My love of the game does not just come from the gameplay, sometimes the slowness and incapabilities of Yorda had me shouting at the screen! It comes from the atmosphere, the designers of the game circumvented the graphical restrictions of the PS2 by giving the scenery an artistic, almost painted feeling. They have truly stuck to the less is more approach, there is very little music in the game (with a game such as this where you may spend hours in one place, a repetitive soundtrack would soon have me reaching for the switch off button) instead you are surrounded by the natural sounds of birdsong and wind when in exterior levels, and the crackling of torches on the wall in interior sections, more than once I felt happy just to sit, listen and think instead of running around pushing or pulling this and that as you sometimes do in other puzzle games. Sitting, that’s another charming thing, save points in the game are represented by sofas that are found here and there, you sit down, beckon to Yorda by patting the seat next to you and once she has sat down the option to save appears, when returning to a saved game the pair of you are asleep, moving the stick rouses you to carry on your adventure, love it!

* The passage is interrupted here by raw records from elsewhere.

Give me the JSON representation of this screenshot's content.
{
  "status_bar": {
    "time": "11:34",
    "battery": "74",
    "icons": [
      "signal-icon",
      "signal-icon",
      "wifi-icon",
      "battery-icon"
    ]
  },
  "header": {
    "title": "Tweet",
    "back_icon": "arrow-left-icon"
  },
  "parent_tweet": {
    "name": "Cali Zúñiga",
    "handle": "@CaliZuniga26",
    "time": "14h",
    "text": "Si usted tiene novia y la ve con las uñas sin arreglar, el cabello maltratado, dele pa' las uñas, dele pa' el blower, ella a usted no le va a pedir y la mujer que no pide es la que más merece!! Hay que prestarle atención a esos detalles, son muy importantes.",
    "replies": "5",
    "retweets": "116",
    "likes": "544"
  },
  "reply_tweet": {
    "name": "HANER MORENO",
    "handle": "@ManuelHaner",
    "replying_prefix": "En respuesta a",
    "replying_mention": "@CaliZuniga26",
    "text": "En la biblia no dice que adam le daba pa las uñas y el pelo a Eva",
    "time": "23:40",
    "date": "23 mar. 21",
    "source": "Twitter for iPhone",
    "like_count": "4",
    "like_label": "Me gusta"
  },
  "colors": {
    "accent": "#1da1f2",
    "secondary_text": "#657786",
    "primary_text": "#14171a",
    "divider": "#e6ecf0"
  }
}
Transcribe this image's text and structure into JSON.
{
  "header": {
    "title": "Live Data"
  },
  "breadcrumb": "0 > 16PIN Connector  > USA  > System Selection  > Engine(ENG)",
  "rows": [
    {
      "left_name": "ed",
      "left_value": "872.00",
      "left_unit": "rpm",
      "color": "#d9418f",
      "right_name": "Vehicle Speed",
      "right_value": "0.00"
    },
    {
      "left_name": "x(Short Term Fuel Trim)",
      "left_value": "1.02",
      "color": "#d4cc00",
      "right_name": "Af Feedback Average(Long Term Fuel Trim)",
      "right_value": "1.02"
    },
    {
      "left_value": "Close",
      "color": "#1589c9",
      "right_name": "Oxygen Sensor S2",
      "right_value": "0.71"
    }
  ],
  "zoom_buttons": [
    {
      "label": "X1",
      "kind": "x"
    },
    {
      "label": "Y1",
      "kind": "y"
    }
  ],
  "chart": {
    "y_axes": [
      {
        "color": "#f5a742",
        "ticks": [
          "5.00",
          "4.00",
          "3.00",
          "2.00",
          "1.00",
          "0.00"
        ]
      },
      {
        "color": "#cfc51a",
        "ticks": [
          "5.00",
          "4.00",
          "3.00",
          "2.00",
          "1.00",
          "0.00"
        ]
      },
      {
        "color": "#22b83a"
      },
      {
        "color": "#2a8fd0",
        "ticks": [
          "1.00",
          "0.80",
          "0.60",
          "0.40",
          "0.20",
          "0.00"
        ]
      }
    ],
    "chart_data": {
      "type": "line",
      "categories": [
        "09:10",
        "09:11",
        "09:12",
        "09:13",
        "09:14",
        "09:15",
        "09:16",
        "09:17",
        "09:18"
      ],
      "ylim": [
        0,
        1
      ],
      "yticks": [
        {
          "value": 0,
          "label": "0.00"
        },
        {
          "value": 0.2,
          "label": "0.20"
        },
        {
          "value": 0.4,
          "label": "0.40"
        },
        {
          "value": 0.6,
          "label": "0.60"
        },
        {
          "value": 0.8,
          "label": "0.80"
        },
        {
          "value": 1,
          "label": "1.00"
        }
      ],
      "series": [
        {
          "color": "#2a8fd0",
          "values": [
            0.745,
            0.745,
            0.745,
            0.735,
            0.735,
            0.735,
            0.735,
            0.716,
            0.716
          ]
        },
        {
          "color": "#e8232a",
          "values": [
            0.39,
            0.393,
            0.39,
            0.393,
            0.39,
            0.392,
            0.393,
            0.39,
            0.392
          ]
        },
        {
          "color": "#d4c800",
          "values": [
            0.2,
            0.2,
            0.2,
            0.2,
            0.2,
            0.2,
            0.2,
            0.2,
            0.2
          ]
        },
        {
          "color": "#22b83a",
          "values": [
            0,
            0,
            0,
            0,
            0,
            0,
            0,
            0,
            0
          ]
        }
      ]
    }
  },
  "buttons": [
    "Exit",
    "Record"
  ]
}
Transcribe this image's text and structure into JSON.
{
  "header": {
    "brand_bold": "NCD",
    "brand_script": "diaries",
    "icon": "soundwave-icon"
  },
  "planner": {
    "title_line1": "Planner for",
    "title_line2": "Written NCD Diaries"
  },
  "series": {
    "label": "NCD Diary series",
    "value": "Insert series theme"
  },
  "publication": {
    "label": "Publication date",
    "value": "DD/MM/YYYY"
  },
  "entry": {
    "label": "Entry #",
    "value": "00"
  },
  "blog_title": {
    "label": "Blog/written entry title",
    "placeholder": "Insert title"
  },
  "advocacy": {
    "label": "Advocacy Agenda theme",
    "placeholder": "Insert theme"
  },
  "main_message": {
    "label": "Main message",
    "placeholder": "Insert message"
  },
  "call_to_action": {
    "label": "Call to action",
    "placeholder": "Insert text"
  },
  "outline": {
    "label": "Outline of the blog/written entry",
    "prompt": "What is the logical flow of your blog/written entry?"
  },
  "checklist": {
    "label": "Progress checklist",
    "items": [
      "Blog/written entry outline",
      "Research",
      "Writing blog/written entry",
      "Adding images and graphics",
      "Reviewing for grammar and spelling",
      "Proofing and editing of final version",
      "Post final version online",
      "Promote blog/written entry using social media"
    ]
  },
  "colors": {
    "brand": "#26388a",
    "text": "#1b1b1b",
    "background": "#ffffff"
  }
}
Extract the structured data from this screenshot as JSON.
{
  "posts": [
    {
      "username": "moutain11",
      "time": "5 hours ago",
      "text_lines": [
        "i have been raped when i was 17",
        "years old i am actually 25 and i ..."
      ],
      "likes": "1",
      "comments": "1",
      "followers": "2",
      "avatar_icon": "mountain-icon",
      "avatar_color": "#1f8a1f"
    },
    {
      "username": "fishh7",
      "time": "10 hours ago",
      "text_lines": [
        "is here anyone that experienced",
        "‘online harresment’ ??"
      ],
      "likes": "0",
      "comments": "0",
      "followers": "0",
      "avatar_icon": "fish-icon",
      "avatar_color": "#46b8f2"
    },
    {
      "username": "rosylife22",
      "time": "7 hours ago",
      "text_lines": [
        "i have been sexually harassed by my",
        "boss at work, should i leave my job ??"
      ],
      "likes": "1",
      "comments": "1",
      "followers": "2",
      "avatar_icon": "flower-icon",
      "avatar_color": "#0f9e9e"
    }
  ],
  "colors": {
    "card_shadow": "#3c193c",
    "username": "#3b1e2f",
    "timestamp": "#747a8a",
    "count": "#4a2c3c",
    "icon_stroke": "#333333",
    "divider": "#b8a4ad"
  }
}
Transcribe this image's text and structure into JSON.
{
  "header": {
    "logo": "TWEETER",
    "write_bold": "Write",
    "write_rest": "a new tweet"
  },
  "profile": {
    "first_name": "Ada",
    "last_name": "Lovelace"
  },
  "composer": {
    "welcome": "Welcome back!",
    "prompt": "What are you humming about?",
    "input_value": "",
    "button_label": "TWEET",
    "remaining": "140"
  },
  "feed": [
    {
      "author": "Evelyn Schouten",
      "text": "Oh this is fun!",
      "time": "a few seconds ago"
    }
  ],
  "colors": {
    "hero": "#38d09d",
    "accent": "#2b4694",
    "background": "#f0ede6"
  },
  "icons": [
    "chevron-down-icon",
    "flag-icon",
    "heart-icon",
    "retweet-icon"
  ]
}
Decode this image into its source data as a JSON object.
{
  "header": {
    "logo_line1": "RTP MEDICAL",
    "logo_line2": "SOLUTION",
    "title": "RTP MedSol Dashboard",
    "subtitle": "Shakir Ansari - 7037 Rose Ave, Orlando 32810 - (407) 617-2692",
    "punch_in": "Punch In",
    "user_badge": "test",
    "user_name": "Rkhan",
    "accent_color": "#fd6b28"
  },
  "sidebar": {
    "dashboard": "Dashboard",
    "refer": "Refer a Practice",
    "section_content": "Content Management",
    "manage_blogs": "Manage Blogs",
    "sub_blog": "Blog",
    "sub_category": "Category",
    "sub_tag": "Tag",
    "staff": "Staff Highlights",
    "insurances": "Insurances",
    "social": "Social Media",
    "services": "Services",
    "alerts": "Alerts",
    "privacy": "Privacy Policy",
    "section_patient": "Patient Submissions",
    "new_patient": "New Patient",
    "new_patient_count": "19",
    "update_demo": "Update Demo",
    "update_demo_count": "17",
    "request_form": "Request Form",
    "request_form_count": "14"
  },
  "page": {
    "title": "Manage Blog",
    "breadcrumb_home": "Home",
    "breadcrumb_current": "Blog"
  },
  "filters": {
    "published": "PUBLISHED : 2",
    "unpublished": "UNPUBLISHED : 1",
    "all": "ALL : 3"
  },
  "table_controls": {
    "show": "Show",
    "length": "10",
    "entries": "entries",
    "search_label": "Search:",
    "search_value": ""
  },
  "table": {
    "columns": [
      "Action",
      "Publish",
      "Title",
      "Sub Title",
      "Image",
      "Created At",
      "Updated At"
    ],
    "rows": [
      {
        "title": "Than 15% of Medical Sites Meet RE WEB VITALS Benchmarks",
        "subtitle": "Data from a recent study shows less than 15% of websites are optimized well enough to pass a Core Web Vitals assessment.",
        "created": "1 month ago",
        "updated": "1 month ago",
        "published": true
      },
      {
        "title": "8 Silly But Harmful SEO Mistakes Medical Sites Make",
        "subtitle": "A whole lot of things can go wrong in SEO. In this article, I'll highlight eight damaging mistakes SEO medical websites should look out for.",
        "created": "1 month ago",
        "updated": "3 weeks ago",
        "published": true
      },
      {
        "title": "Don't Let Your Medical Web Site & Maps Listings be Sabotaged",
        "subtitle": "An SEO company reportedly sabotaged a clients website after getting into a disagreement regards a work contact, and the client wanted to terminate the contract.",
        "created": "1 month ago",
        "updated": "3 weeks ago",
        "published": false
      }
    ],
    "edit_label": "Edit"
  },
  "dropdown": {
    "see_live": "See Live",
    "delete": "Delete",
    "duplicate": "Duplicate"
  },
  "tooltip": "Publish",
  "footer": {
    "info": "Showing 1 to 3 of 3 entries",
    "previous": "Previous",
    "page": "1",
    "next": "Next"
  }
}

There is also very little dialogue, and when there is, other than a handful of times it is in an ‘alien’ language, but dialogue is not needed, the game is so well designed that after some basic control cues at the start of the game it is quickly obvious what is required of you in all situations.
I have played it through to completion three or four times now and unlike most puzzle games, even though I now know how to solve the problems (although some still take a while to remember, the scale of some of them being what they are) the game is still an enchanting delight.
Shadow of the Colossus came along in 2006 and was seen as almost a sequel to Ico, although the story bore no similarities, the look of the game was very similar having been designed by the same team. In SotC you rode around a vast environment on a horse seeking out gigantic beasts (the eponymous colossi) which you had to slay by physical climbing onto them and finding the sweet spot that would kill them to save a sleeping girl. I could not really get on with this game, mainly I think through one-handed controller issues and the feeling that each level was just one massive boss fight, I therefore traded in my copy for some other game. However as this is being released as a double pack with Ico, both having been given the HD treatment I just might give it another go as, although I have my own copy of Ico now it would be nice to see what tweaks they have given to an already beautiful game.